Data to process:
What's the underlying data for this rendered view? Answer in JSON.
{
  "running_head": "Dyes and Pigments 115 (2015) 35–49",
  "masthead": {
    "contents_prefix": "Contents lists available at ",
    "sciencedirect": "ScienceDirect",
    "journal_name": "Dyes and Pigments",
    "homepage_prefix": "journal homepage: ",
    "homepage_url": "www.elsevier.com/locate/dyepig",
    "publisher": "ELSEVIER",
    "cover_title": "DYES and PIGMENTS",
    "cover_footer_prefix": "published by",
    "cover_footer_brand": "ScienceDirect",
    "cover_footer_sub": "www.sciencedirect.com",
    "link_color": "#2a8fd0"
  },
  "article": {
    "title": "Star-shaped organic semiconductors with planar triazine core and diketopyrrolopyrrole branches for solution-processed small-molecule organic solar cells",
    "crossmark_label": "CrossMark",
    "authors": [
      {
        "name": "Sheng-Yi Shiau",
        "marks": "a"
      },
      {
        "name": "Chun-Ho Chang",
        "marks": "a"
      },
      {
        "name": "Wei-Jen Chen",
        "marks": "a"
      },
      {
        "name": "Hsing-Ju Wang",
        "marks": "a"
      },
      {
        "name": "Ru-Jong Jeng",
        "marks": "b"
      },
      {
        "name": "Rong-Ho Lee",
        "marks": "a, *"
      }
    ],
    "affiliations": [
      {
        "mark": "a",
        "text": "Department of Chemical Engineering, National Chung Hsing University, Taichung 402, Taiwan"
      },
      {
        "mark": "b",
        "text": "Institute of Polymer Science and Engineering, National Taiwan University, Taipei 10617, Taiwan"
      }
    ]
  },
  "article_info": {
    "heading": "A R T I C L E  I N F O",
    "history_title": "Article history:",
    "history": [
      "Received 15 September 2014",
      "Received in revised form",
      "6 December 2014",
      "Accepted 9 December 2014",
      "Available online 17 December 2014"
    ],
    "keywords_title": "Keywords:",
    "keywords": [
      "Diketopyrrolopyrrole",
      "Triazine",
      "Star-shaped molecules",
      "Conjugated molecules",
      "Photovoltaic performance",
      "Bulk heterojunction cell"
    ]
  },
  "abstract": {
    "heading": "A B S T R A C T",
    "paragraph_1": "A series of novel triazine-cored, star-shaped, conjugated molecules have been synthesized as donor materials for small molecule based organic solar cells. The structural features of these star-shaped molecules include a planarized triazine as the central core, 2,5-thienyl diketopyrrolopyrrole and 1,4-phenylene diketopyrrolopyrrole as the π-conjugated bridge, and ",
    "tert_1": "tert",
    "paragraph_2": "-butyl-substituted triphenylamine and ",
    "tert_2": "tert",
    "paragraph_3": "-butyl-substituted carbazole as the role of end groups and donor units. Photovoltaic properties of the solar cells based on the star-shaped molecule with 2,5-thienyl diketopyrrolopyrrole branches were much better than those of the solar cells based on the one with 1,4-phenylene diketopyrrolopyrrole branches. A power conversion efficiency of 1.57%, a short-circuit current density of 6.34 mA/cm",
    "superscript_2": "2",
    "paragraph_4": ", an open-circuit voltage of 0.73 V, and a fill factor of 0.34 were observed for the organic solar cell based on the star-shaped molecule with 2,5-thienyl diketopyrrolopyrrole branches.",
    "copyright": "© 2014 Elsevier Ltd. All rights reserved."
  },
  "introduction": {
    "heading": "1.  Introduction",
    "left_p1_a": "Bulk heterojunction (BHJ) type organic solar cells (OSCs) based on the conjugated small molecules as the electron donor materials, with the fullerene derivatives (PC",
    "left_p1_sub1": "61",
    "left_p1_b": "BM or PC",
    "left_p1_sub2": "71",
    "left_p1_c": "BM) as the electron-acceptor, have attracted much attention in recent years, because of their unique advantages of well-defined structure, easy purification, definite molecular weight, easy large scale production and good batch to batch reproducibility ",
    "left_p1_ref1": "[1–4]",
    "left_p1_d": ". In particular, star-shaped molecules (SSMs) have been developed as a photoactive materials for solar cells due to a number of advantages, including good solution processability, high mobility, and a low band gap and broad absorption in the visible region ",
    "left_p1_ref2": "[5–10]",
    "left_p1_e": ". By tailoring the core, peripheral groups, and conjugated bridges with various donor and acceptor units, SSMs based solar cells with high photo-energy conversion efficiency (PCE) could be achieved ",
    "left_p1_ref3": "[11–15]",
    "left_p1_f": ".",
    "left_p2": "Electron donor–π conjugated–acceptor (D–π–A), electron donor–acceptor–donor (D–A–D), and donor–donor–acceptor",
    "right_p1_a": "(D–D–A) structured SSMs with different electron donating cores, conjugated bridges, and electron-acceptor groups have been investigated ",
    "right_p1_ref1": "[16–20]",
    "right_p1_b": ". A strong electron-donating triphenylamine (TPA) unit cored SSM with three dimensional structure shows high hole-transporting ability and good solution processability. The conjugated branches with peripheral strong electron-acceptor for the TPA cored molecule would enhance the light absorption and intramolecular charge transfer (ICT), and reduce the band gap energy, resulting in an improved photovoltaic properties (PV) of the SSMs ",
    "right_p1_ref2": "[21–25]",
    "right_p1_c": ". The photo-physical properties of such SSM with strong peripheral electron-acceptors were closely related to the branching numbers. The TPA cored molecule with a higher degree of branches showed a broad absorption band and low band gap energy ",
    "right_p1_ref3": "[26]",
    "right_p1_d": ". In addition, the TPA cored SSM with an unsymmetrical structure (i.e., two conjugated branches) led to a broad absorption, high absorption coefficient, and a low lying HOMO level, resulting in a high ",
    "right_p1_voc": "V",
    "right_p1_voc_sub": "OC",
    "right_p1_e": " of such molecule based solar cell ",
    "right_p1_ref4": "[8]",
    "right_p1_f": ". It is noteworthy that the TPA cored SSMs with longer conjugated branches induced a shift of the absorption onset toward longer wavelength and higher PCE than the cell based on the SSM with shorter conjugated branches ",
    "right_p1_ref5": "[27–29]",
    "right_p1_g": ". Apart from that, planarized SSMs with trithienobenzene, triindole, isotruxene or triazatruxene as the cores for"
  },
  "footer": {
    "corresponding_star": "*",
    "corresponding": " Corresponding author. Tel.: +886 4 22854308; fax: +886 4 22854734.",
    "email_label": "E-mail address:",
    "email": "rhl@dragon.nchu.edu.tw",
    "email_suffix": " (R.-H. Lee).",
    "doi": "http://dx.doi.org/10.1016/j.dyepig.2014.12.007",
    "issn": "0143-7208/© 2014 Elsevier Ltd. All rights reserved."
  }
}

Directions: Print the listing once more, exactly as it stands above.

Answer for this exercise:
What's the underlying data for this rendered view? Answer in JSON.
{
  "running_head": "Dyes and Pigments 115 (2015) 35–49",
  "masthead": {
    "contents_prefix": "Contents lists available at ",
    "sciencedirect": "ScienceDirect",
    "journal_name": "Dyes and Pigments",
    "homepage_prefix": "journal homepage: ",
    "homepage_url": "www.elsevier.com/locate/dyepig",
    "publisher": "ELSEVIER",
    "cover_title": "DYES and PIGMENTS",
    "cover_footer_prefix": "published by",
    "cover_footer_brand": "ScienceDirect",
    "cover_footer_sub": "www.sciencedirect.com",
    "link_color": "#2a8fd0"
  },
  "article": {
    "title": "Star-shaped organic semiconductors with planar triazine core and diketopyrrolopyrrole branches for solution-processed small-molecule organic solar cells",
    "crossmark_label": "CrossMark",
    "authors": [
      {
        "name": "Sheng-Yi Shiau",
        "marks": "a"
      },
      {
        "name": "Chun-Ho Chang",
        "marks": "a"
      },
      {
        "name": "Wei-Jen Chen",
        "marks": "a"
      },
      {
        "name": "Hsing-Ju Wang",
        "marks": "a"
      },
      {
        "name": "Ru-Jong Jeng",
        "marks": "b"
      },
      {
        "name": "Rong-Ho Lee",
        "marks": "a, *"
      }
    ],
    "affiliations": [
      {
        "mark": "a",
        "text": "Department of Chemical Engineering, National Chung Hsing University, Taichung 402, Taiwan"
      },
      {
        "mark": "b",
        "text": "Institute of Polymer Science and Engineering, National Taiwan University, Taipei 10617, Taiwan"
      }
    ]
  },
  "article_info": {
    "heading": "A R T I C L E  I N F O",
    "history_title": "Article history:",
    "history": [
      "Received 15 September 2014",
      "Received in revised form",
      "6 December 2014",
      "Accepted 9 December 2014",
      "Available online 17 December 2014"
    ],
    "keywords_title": "Keywords:",
    "keywords": [
      "Diketopyrrolopyrrole",
      "Triazine",
      "Star-shaped molecules",
      "Conjugated molecules",
      "Photovoltaic performance",
      "Bulk heterojunction cell"
    ]
  },
  "abstract": {
    "heading": "A B S T R A C T",
    "paragraph_1": "A series of novel triazine-cored, star-shaped, conjugated molecules have been synthesized as donor materials for small molecule based organic solar cells. The structural features of these star-shaped molecules include a planarized triazine as the central core, 2,5-thienyl diketopyrrolopyrrole and 1,4-phenylene diketopyrrolopyrrole as the π-conjugated bridge, and ",
    "tert_1": "tert",
    "paragraph_2": "-butyl-substituted triphenylamine and ",
    "tert_2": "tert",
    "paragraph_3": "-butyl-substituted carbazole as the role of end groups and donor units. Photovoltaic properties of the solar cells based on the star-shaped molecule with 2,5-thienyl diketopyrrolopyrrole branches were much better than those of the solar cells based on the one with 1,4-phenylene diketopyrrolopyrrole branches. A power conversion efficiency of 1.57%, a short-circuit current density of 6.34 mA/cm",
    "superscript_2": "2",
    "paragraph_4": ", an open-circuit voltage of 0.73 V, and a fill factor of 0.34 were observed for the organic solar cell based on the star-shaped molecule with 2,5-thienyl diketopyrrolopyrrole branches.",
    "copyright": "© 2014 Elsevier Ltd. All rights reserved."
  },
  "introduction": {
    "heading": "1.  Introduction",
    "left_p1_a": "Bulk heterojunction (BHJ) type organic solar cells (OSCs) based on the conjugated small molecules as the electron donor materials, with the fullerene derivatives (PC",
    "left_p1_sub1": "61",
    "left_p1_b": "BM or PC",
    "left_p1_sub2": "71",
    "left_p1_c": "BM) as the electron-acceptor, have attracted much attention in recent years, because of their unique advantages of well-defined structure, easy purification, definite molecular weight, easy large scale production and good batch to batch reproducibility ",
    "left_p1_ref1": "[1–4]",
    "left_p1_d": ". In particular, star-shaped molecules (SSMs) have been developed as a photoactive materials for solar cells due to a number of advantages, including good solution processability, high mobility, and a low band gap and broad absorption in the visible region ",
    "left_p1_ref2": "[5–10]",
    "left_p1_e": ". By tailoring the core, peripheral groups, and conjugated bridges with various donor and acceptor units, SSMs based solar cells with high photo-energy conversion efficiency (PCE) could be achieved ",
    "left_p1_ref3": "[11–15]",
    "left_p1_f": ".",
    "left_p2": "Electron donor–π conjugated–acceptor (D–π–A), electron donor–acceptor–donor (D–A–D), and donor–donor–acceptor",
    "right_p1_a": "(D–D–A) structured SSMs with different electron donating cores, conjugated bridges, and electron-acceptor groups have been investigated ",
    "right_p1_ref1": "[16–20]",
    "right_p1_b": ". A strong electron-donating triphenylamine (TPA) unit cored SSM with three dimensional structure shows high hole-transporting ability and good solution processability. The conjugated branches with peripheral strong electron-acceptor for the TPA cored molecule would enhance the light absorption and intramolecular charge transfer (ICT), and reduce the band gap energy, resulting in an improved photovoltaic properties (PV) of the SSMs ",
    "right_p1_ref2": "[21–25]",
    "right_p1_c": ". The photo-physical properties of such SSM with strong peripheral electron-acceptors were closely related to the branching numbers. The TPA cored molecule with a higher degree of branches showed a broad absorption band and low band gap energy ",
    "right_p1_ref3": "[26]",
    "right_p1_d": ". In addition, the TPA cored SSM with an unsymmetrical structure (i.e., two conjugated branches) led to a broad absorption, high absorption coefficient, and a low lying HOMO level, resulting in a high ",
    "right_p1_voc": "V",
    "right_p1_voc_sub": "OC",
    "right_p1_e": " of such molecule based solar cell ",
    "right_p1_ref4": "[8]",
    "right_p1_f": ". It is noteworthy that the TPA cored SSMs with longer conjugated branches induced a shift of the absorption onset toward longer wavelength and higher PCE than the cell based on the SSM with shorter conjugated branches ",
    "right_p1_ref5": "[27–29]",
    "right_p1_g": ". Apart from that, planarized SSMs with trithienobenzene, triindole, isotruxene or triazatruxene as the cores for"
  },
  "footer": {
    "corresponding_star": "*",
    "corresponding": " Corresponding author. Tel.: +886 4 22854308; fax: +886 4 22854734.",
    "email_label": "E-mail address:",
    "email": "rhl@dragon.nchu.edu.tw",
    "email_suffix": " (R.-H. Lee).",
    "doi": "http://dx.doi.org/10.1016/j.dyepig.2014.12.007",
    "issn": "0143-7208/© 2014 Elsevier Ltd. All rights reserved."
  }
}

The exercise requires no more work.